To start the research I went to a kite board producer to find out more about the product on a product level. This gave me some interesting insights in the use of material. A lot of research is done already but it’s very hard to change the production into a more durable way. Next to this I discovered that the disposal behaviour differences completely per user, this was an interesting insight and gave a little change in the way I would define my design goal. But more about that later because before I could work this out we had our first session with the designer.

  1. Design strategies

Together with the professional designer we came up with some interesting ideas for each strategy to improve the circularity of kite boards. Finishing the project I now realise that analysing the different strategies only gave us some inspiration to get to know the strategies. At that moment I thought we already had to apply these strategies and select the most promising ones for our final design.

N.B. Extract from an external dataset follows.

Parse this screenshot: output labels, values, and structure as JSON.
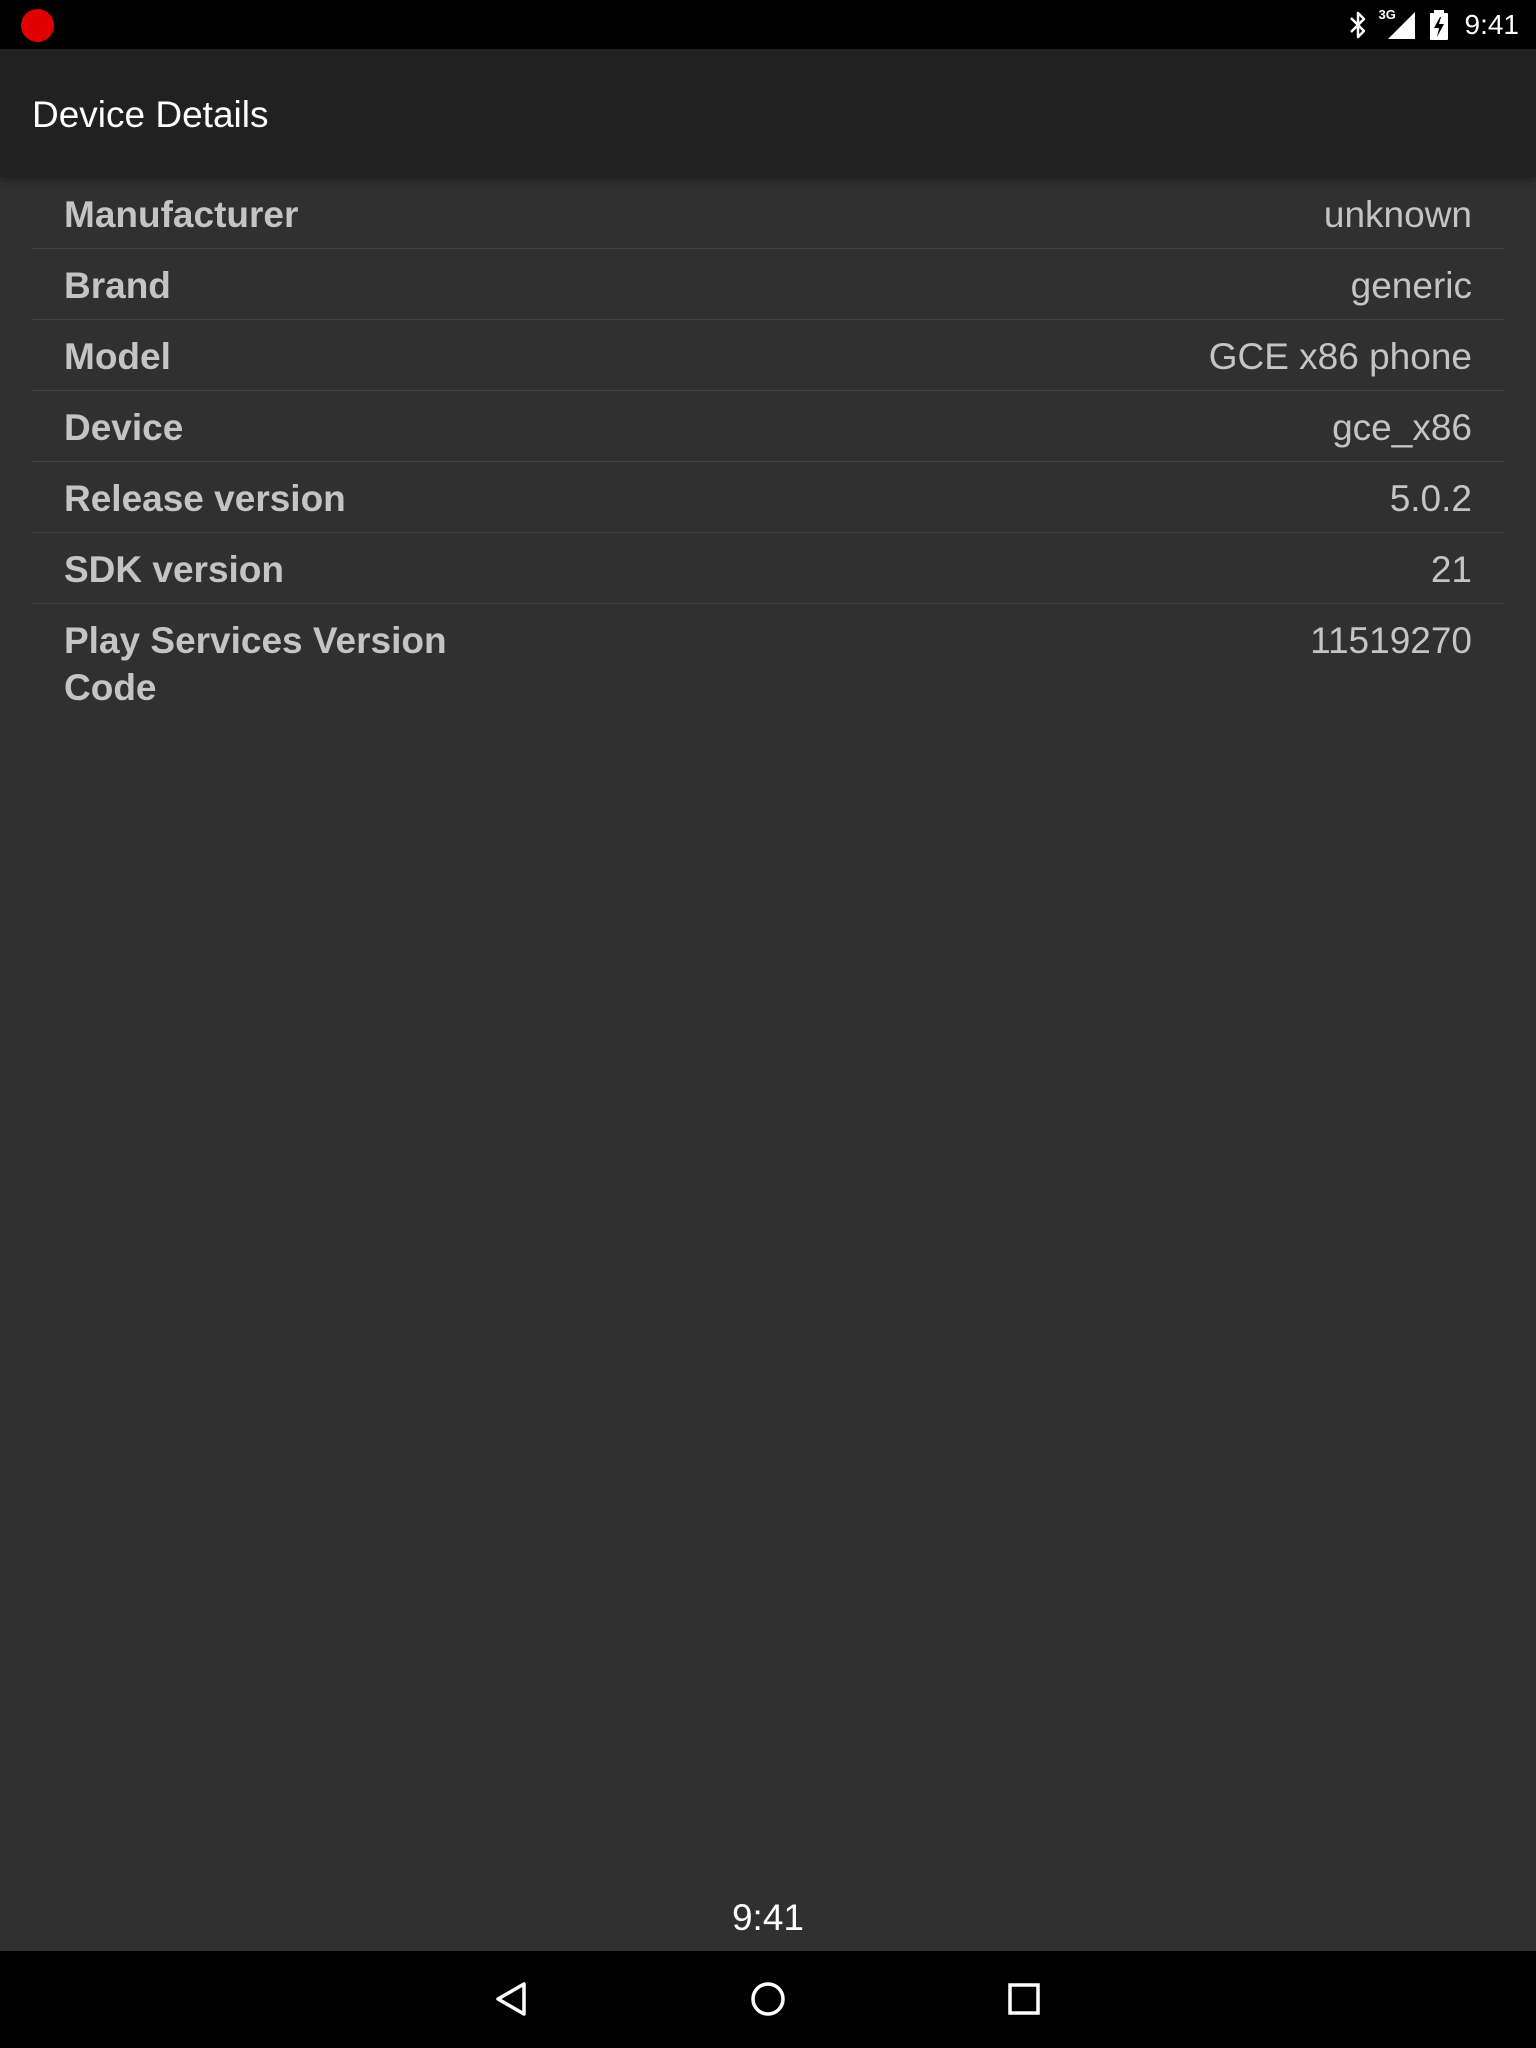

So after a discussion with Pieter and Ivo I realised I went in a total wrong direction. The strategies were only a starting point and didn’t have to be applied jet. First a more specified design goal and a defined user group was needed to be able to implement design ideas into the final concept.

So I went back to the analysis and did some more market research.

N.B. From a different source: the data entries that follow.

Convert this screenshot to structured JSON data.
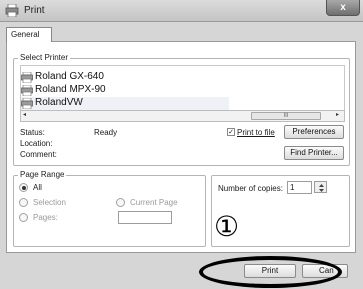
{
  "window": {
    "title": "Print",
    "close_label": "x"
  },
  "tabs": [
    {
      "label": "General"
    }
  ],
  "select_printer": {
    "legend": "Select Printer",
    "printers": [
      {
        "name": "Roland GX-640",
        "icon": "printer-icon"
      },
      {
        "name": "Roland MPX-90",
        "icon": "printer-icon"
      },
      {
        "name": "RolandVW",
        "icon": "printer-icon",
        "selected": true
      }
    ],
    "scroll_thumb": "III",
    "status_label": "Status:",
    "status_value": "Ready",
    "location_label": "Location:",
    "comment_label": "Comment:",
    "print_to_file_label": "Print to file",
    "print_to_file_checked": true,
    "preferences_label": "Preferences",
    "find_printer_label": "Find Printer..."
  },
  "page_range": {
    "legend": "Page Range",
    "all_label": "All",
    "selection_label": "Selection",
    "current_page_label": "Current Page",
    "pages_label": "Pages:",
    "pages_value": "",
    "selected": "All"
  },
  "copies": {
    "label": "Number of copies:",
    "value": "1"
  },
  "annotation": {
    "step_number": "①"
  },
  "buttons": {
    "print_label": "Print",
    "cancel_label": "Can"
  }
}
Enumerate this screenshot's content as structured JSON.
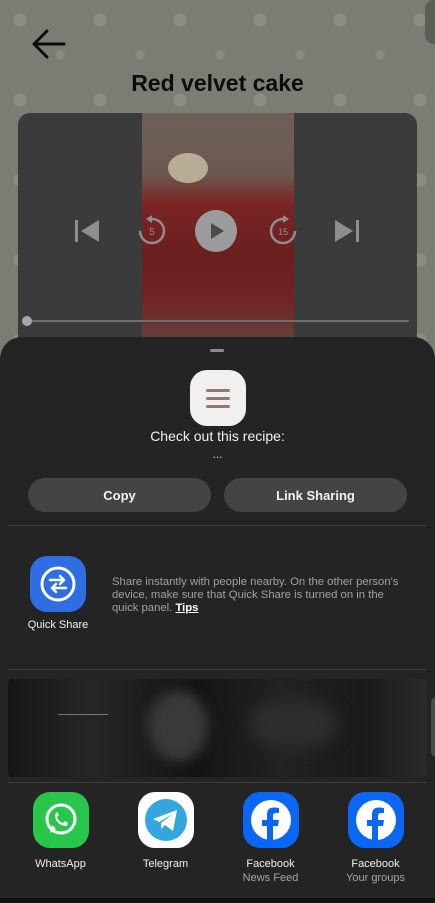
{
  "page": {
    "title": "Red velvet cake"
  },
  "share_sheet": {
    "message": "Check out this recipe:",
    "message_sub": "...",
    "buttons": {
      "copy": "Copy",
      "link_sharing": "Link Sharing"
    },
    "quick_share": {
      "label": "Quick Share",
      "description": "Share instantly with people nearby. On the other person's device, make sure that Quick Share is turned on in the quick panel.",
      "tips": "Tips"
    },
    "apps": [
      {
        "name": "WhatsApp",
        "sub": "",
        "icon": "whatsapp-icon"
      },
      {
        "name": "Telegram",
        "sub": "",
        "icon": "telegram-icon"
      },
      {
        "name": "Facebook",
        "sub": "News Feed",
        "icon": "facebook-icon"
      },
      {
        "name": "Facebook",
        "sub": "Your groups",
        "icon": "facebook-icon"
      }
    ]
  },
  "video": {
    "rewind_seconds": "5",
    "forward_seconds": "15",
    "progress": 0
  },
  "colors": {
    "quick_share_blue": "#2f6de3",
    "whatsapp_green": "#28c64b",
    "facebook_blue": "#0a66f5",
    "sheet_bg": "#242424"
  }
}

I identified 3 user groups and did some market research (questionnaire) to analyse the purchasing and disposal behaviour of the user. Research showed that improvement in skills leaded to disposal behaviour of the old gear.

  1. Business models

In the project the next step was to analyse the business models together with the “professional” designer. I had some difficulties and had some doubts going on with the product, since research showed the product itself is already a long lasting product only with limited recycle possibilities. I hoped the business models could help me out but the brainstorm with the designer leaded to some more frustration. Neither she or I hadn’t any experiences using business models.

At the end Pieter helped us out and I found that for my problem the business models could help me out. At this stage of the process I realised that changing on a system level could have more impact than on a product level in my case.

  1. Final design

The cost price calculation and customer journey were some very important steps to ensure if the concept could work out beneficial for user, business and nature. I first decided to make a lease system with different categories in quality of boards. After the cost price calculation I noticed that there was such a low difference in cost price per month that I could change the system to an easier system in use both beneficial for user and business. I had some struggles to choose fora n access model or performance model. After a discussion with Peter and Ivo I choose to work out the performance model. This was the most interesting and challenging. My specialism in design for interaction came forward at this moment. Focus on the users needs and wants to make them interested to pay for the circular service. I think with the combination of the application (I campe up with at the last moment) the concept is completed.

  1. The circular design process:

Thinking from a different perspective maybe needs a different design process but for me this was quite a struggle. I’m having the most problems with thinking in a structured way. Ideas about the endproduct pop up pretty fast, I know I definitely make steps in my thinking process but often having a hard time structuring these thoughts.

Thats why I think the idea generation (both strategies and business models) in between the project got me a little confused. At the end I can say I understand the strategies and business models and I think I definitely take some of the insights with me in my further life as a designer.